This analogy may sound a little strange but bear with me as I take you through the tips for the chef (manager):
Firstly, you have to ensure you know who you’re cooking for and tailor the presentation and components of the meal to complement the tastes and requirements of those who will be consuming it. There is no point serving a roast for your main course if your guests are all vegetarian or having a Christmas theme if no-one celebrates Christmas
Translation – Understand your audience and tailor your delivery and your message so that it makes sense to them. Also, tailor your solutions to the businesses you are supporting – do not roll out the wiz bang solution if the risks can be mitigated using a vanilla approach. Ensure that tools and frameworks that are simple and manageable to operationalise and therefore embed.
A good meal builds in flavour and intensity, with each course complementing and adding to the previous one. This takes your guests on a sensory journey and keeps them engaged throughout the whole meal.
Translation – Take your stakeholders on the journey with you. Start with the basics and keep building on that so your stakeholders have time to understand and appreciate each component before the next one is presented. For example, ensure your stakeholders understand their risks and have identified relevant controls before you introduce concepts such as scenario planning, risk appetite or risk tolerances. If the foundations are not solid or subsequent components are introduced with no correlation to previous ones, it can lead to the perception that risk management is too complex or difficult.
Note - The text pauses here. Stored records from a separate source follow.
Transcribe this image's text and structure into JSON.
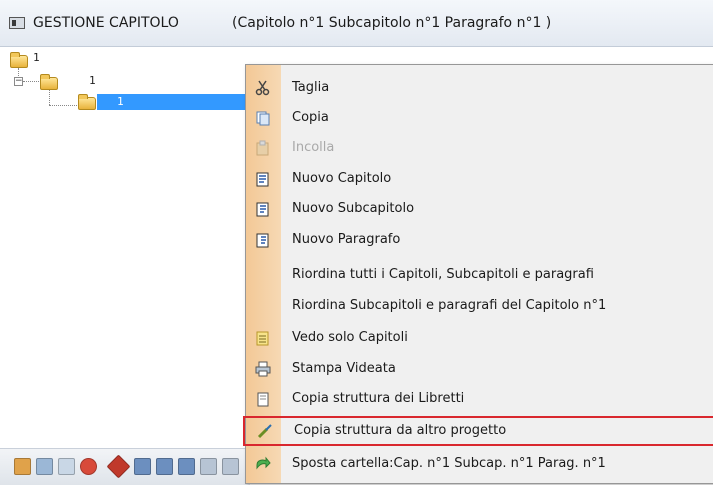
{
  "window": {
    "title": "GESTIONE CAPITOLO",
    "subtitle": "(Capitolo n°1  Subcapitolo n°1  Paragrafo n°1 )"
  },
  "tree": {
    "root_label": "1",
    "child_label": "1",
    "selected_label": "1"
  },
  "context_menu": {
    "items": [
      {
        "label": "Taglia",
        "icon": "scissors-icon",
        "enabled": true
      },
      {
        "label": "Copia",
        "icon": "copy-icon",
        "enabled": true
      },
      {
        "label": "Incolla",
        "icon": "paste-icon",
        "enabled": false
      },
      {
        "label": "Nuovo Capitolo",
        "icon": "new-chapter-icon",
        "enabled": true
      },
      {
        "label": "Nuovo Subcapitolo",
        "icon": "new-subchapter-icon",
        "enabled": true
      },
      {
        "label": "Nuovo Paragrafo",
        "icon": "new-paragraph-icon",
        "enabled": true
      },
      {
        "label": "Riordina tutti i Capitoli, Subcapitoli e paragrafi",
        "icon": "",
        "enabled": true
      },
      {
        "label": "Riordina Subcapitoli e paragrafi del Capitolo n°1",
        "icon": "",
        "enabled": true
      },
      {
        "label": "Vedo solo Capitoli",
        "icon": "chapters-only-icon",
        "enabled": true
      },
      {
        "label": "Stampa Videata",
        "icon": "print-icon",
        "enabled": true
      },
      {
        "label": "Copia struttura dei Libretti",
        "icon": "copy-booklet-structure-icon",
        "enabled": true
      },
      {
        "label": "Copia struttura da altro progetto",
        "icon": "copy-from-project-icon",
        "enabled": true,
        "highlighted": true
      },
      {
        "label": "Sposta cartella:Cap. n°1 Subcap. n°1 Parag. n°1",
        "icon": "move-folder-icon",
        "enabled": true
      }
    ]
  },
  "colors": {
    "selection": "#3399ff",
    "gutter": "#f3c896",
    "highlight_border": "#d9272e",
    "disabled_text": "#a9a9a9"
  }
}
You need to have the best ingredients. It only takes one rotting tomato to give your guests food poisoning or leave such a bad taste in your guests’ mouths that they do not return.
Translation – Choose the right inputs, people, processes, policies, frameworks and advisors so that when they are all thrown into the same pot, they work together to produce a robust and effective risk management framework.
It helps to have the best tools – an oven that consistently cooks your soufflé, a blowtorch to put the finishing touches on your crème caramel or an egg timer so that you don’t overcook your piece de resistance.
Translation – Set your people up for success – ensure they have access to the right tools, training, subject matter experts and mandate to effectively perform their role and achieve their objectives.
If you are lucky enough to have a sous chef helping you, take advantage of their special skills. If you try to do everything on your own, chances are you will overcook some things and undercook others.
Translation – No-one can do everything on their own – seek help, support, guidance and advice from multiple sources – including those who perform the same or similar role as you; those who are not connected to your function so that they can give you a fresh perspective; and those who will give you their honest opinion if you have missed the mark. Collaborate to address common challenges, share knowledge and explore new ways of doing things.
Although a recipe book can be useful, you should also feel free to experiment – what’s the point of putting all that effort in if you can’t have fun with it?
Translation – Don’t be afraid to innovate! People should be encouraged to try something different and think outside the square.
And finally, as the adage goes, too many cooks can spoil the broth. Accountability is the key component. If we ensure that everyone is empowered and trained to do their job, we should give them the accountability to deal with issues or events and trust that they will do what is required. The organisational culture must support this by actively discouraging multiple people stepping forward to demand visibility of events that are in train, but who step back when actions or decisions are required. A robust consequence management framework will assist with forcing this change, if you are brave enough to enforce it.
Guest Author – Alev B.